Go With the Flow: Manual Lymphatic Drainage Michelle Vallet, August 16, 2016 Two lymphatic disorders that massage therapymore specifically manual lymphatic drainage (MLD)has shown some promise in helping are edema and lymphedema.
Read on to learn more about how to perform lymphatic drainage massage on both the upper and lower extremities. Newsletter Medically reviewed by Debra Rose Wilson, PhD, MSN, RN, IBCLC, AHNBC, CHT Manual lymph drainage (MLD) is a gentle manual treatment technique based on four basic strokes, which were initially developed in the 1930s by Dr.
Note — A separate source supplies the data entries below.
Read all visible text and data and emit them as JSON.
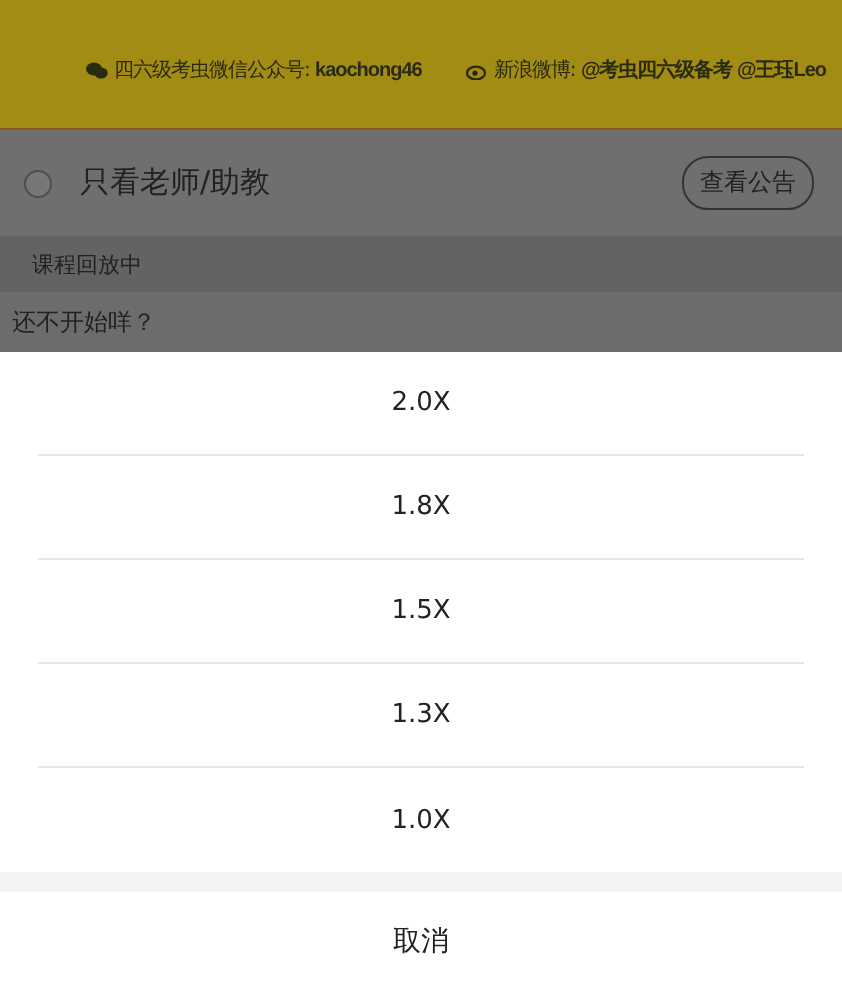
{
  "banner": {
    "items": [
      {
        "kind": "wechat",
        "text": "四六级考虫微信公众号: ",
        "bold": "kaochong46"
      },
      {
        "kind": "weibo",
        "text": "新浪微博: ",
        "bold": "@考虫四六级备考 @王珏Leo"
      }
    ]
  },
  "filter": {
    "label": "只看老师/助教",
    "checked": false,
    "button": "查看公告"
  },
  "status": "课程回放中",
  "message": "还不开始咩？",
  "speed_sheet": {
    "options": [
      "2.0X",
      "1.8X",
      "1.5X",
      "1.3X",
      "1.0X"
    ],
    "cancel": "取消"
  }
}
Emil Vodder, a Manual Lymph Drainage is gentle and relaxing, but has powerful effects. It consists of a slow, rhythmic progression of light strokes, and some gentle stretching of the skin. Clearing superficial congestion from the lymph system creates a vacuum effect, pulling up fluid from deeper, more distant parts of the body. Lymphatic Drainage Therapy A physical therapy technique to enhance the immune system and encourage healing postsurgery. This is a light touch massage therapy with many benefits for other health conditions.
Manual Lymph Drainage Technique Knee: Place the fingers of both hands posterior to the knee. Perform a scooping motion on the lower extremity gently stroking from distal to proximal toward the posterior of the Oct 11, 2014 Face Sequence Part 2 Manual Lymph Lymphatic Drainage Carmen Thompson Lymphatic Drainage for Abdomen and Trunk from Manual Lymphatic Drainage for Lymphedema Management of the Numerous articles have been published describing the scientific discovery of the lymphatic system, but few of these articles have focused on the origin and development of manual techniques addressing this complex system of vessels, valves, nodes, and organs.
1 These manual techniqueslike Manual lymphatic drainage. Manual lymphatic drainage is the application of light, flowing strokes of massage in specific patterns with the goal of alleviating lymph edema after lymph node resection or radiation therapy.
Manual lymphatic drainage (MLD) is a treatment technique that uses a series of rhythmic light strokes to reduce swelling and improve the return of lymph to the circulatory system. It is intended to encourage fluid away from congested areas by increasing activity of normal lymphatics and bypassing ineffective or obliterated lymph Manual lymphatic drainage (MLD), sometimes called manual lymphatic therapy, uses light touch to move excess lymph and fluid out of the tissues and back into the lymphatic vessels.
Although often referred to as a type of massage, MLD is very different from traditional forms of massage that rely on deep and rigorous rubbing. Manual Lymphatic Drainage (MLD) is a specialized massage technique utilized to decrease various forms of 58sxc100 jg manual lymphatic drainage.
This technique promotes reuptake of interstitial fluid along the pathways of the lymphatic system. Manual lymphatic drainage uses a light, repetitive skin stretching movement that is very specific: the skin is stretched in a specific direction and sequence to help speed the rate at which the lymphatic fluid reaches the appropriate lymph node groups for filtration and decongestion of the tissues.
Manual Lymph Drainage (MLD) This is a gentle, noninvasive manual technique that has a powerful effect on the body. Research in Australia, Europe and North America has proven its efficacy as a standalone treatment and in combination with other therapies.
[e82 the journal of manual& manipulative therapy n volume 17 n number 3 systematic review of efficacy for manual lymphatic drainage techniques in sports medicine and rehabilitation figure 1. description for components of the pico model.